Investors, advocacy groups, academics, and the 200 CEOs of the US Business Roundtable have asked corporations to take on an added purpose beyond a narrow pursuit of shareholder value. In response, many companies now issue ESG (Environmental, Societal, and Governance) reports. These reports, however, are so broad in scope that they fail to address the unique measurement challenges within each of ESG’s constituent components. Moreover, the breadth of ESG reporting allows corporations to gloss‐over (implicit) moral tradeoffs when their actions improve one of the reported ESG metrics (such as GHG emissions from its truck fleet) but worsen performance for an unreported metric (indentured labor used to mine minerals for electric vehicles’ batteries). Many ESG reports selectively present only those non‐financial metrics favorable to them.

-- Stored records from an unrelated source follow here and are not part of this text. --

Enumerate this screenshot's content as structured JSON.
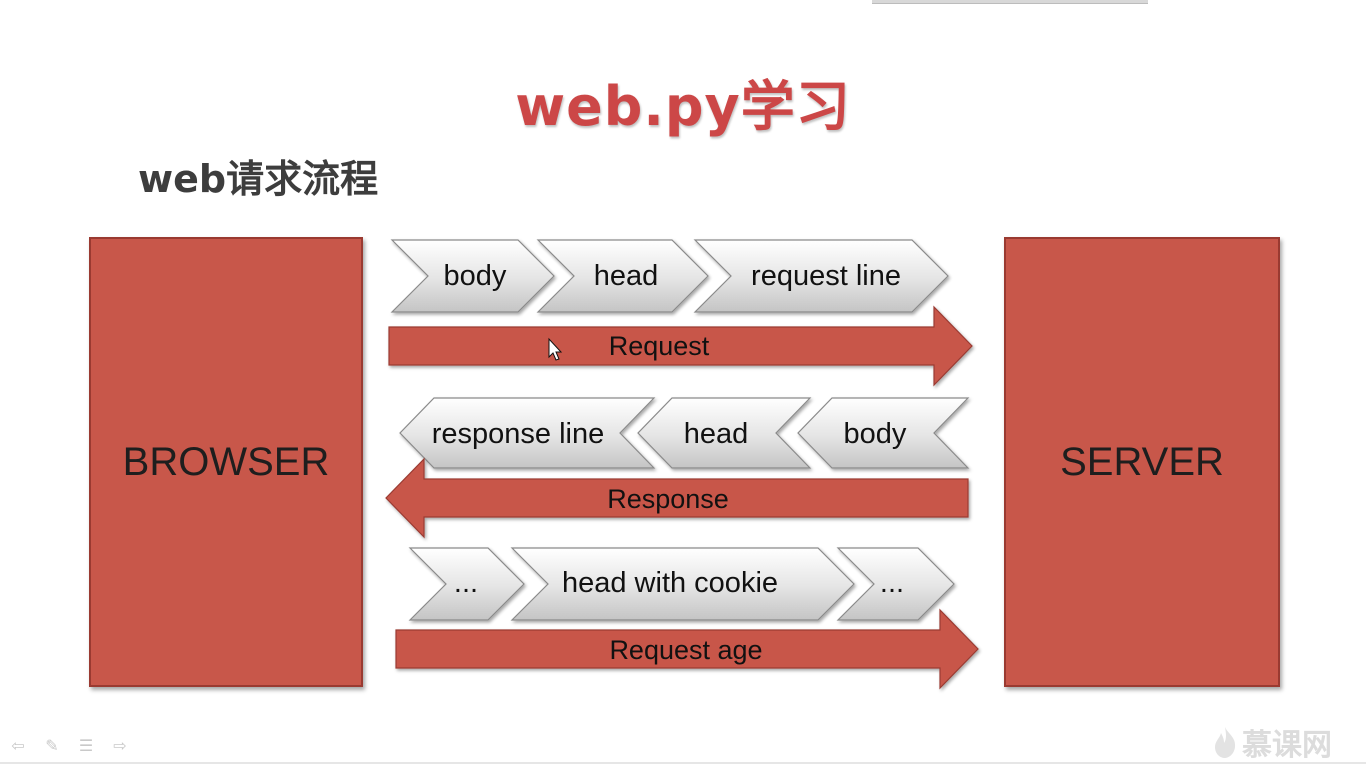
{
  "title": "web.py学习",
  "subtitle": "web请求流程",
  "browser_label": "BROWSER",
  "server_label": "SERVER",
  "rows": {
    "request": {
      "parts": [
        "body",
        "head",
        "request line"
      ],
      "arrow_label": "Request"
    },
    "response": {
      "parts": [
        "response line",
        "head",
        "body"
      ],
      "arrow_label": "Response"
    },
    "request_age": {
      "parts": [
        "...",
        "head with cookie",
        "..."
      ],
      "arrow_label": "Request age"
    }
  },
  "watermark": "慕课网",
  "colors": {
    "title": "#cc4747",
    "box": "#c8574a",
    "arrow": "#c8574a",
    "chevron": "#d8d8d8"
  }
}
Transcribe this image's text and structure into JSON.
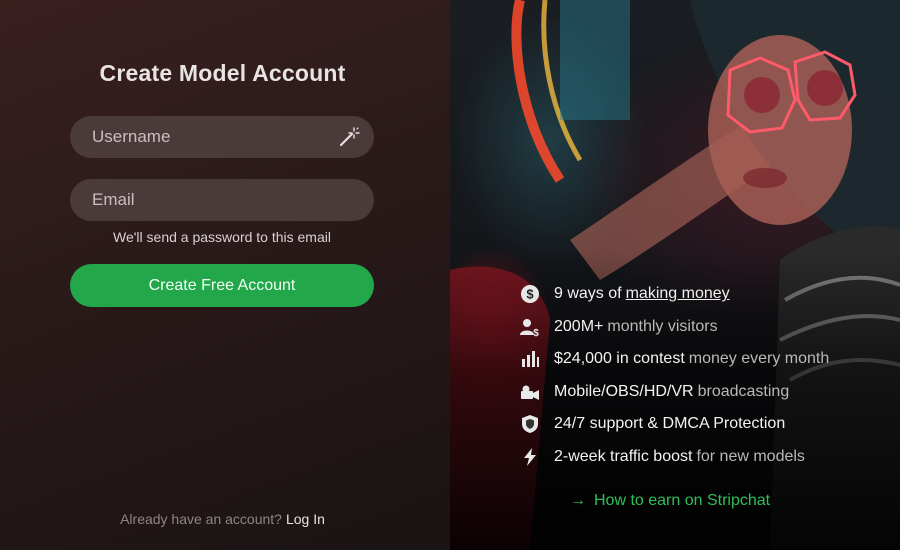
{
  "form": {
    "title": "Create Model Account",
    "username_placeholder": "Username",
    "email_placeholder": "Email",
    "email_hint": "We'll send a password to this email",
    "submit_label": "Create Free Account",
    "login_prompt": "Already have an account?",
    "login_link": "Log In"
  },
  "features": [
    {
      "icon": "dollar-icon",
      "strong": "9 ways of",
      "link": "making money",
      "muted": ""
    },
    {
      "icon": "users-dollar-icon",
      "strong": "200M+",
      "link": "",
      "muted": "monthly visitors"
    },
    {
      "icon": "chart-icon",
      "strong": "$24,000 in contest",
      "link": "",
      "muted": "money every month"
    },
    {
      "icon": "camera-icon",
      "strong": "Mobile/OBS/HD/VR",
      "link": "",
      "muted": "broadcasting"
    },
    {
      "icon": "shield-icon",
      "strong": "24/7 support & DMCA Protection",
      "link": "",
      "muted": ""
    },
    {
      "icon": "lightning-icon",
      "strong": "2-week traffic boost",
      "link": "",
      "muted": "for new models"
    }
  ],
  "earn_link": "How to earn on Stripchat",
  "colors": {
    "accent_green": "#22a84a",
    "link_green": "#2fbf5a",
    "field_bg": "#4a3a3a"
  }
}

We propose improvements in ESG reporting by focusing on dimensions where broad societal agreement already exists about the preferred outcomes from corporate actions, such as reducing greenhouse gas (GHG) emissions and avoiding use of indentured labor in supply chains. In particular, we introduce a new and comprehensive system, based on well‐established accounting practices, for reporting and transferring GHG emissions across corporate supply and distribution chains. This system eliminates the measurement problems in the current, widely used GHG‐reporting standard, especially the feature that requires multiple counting of the same corporate emission. The new approach generates ESG data that are relevant and reliable, enabling better disclosure, governance, and auditing of corporate ESG performance.